◆ **What to do**
Look for "value" in each line of the records, and copy the lines that have it.

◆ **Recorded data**
────────

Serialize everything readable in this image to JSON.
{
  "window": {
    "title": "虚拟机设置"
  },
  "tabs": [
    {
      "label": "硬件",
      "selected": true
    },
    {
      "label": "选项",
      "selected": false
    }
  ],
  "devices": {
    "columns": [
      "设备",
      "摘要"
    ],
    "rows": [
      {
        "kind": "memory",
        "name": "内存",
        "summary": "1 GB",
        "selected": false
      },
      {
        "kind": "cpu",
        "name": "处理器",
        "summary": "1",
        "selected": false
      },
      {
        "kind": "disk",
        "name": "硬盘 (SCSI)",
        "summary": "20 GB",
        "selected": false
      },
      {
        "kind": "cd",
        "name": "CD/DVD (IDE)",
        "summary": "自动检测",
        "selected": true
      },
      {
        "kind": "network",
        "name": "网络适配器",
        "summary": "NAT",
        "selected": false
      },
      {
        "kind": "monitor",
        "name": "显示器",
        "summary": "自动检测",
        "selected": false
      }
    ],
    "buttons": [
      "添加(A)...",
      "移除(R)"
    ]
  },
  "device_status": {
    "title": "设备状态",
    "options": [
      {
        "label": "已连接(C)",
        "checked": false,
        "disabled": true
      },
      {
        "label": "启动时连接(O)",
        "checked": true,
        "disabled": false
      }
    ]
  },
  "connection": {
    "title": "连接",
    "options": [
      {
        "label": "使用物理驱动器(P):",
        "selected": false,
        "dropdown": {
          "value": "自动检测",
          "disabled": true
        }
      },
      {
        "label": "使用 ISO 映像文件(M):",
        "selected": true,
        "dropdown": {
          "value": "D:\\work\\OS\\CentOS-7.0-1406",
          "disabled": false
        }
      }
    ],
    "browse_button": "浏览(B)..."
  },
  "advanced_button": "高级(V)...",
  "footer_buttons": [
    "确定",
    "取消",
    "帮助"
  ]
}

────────

◆ **The answer**
          "value": "自动检测",
          "value": "D:\\work\\OS\\CentOS-7.0-1406",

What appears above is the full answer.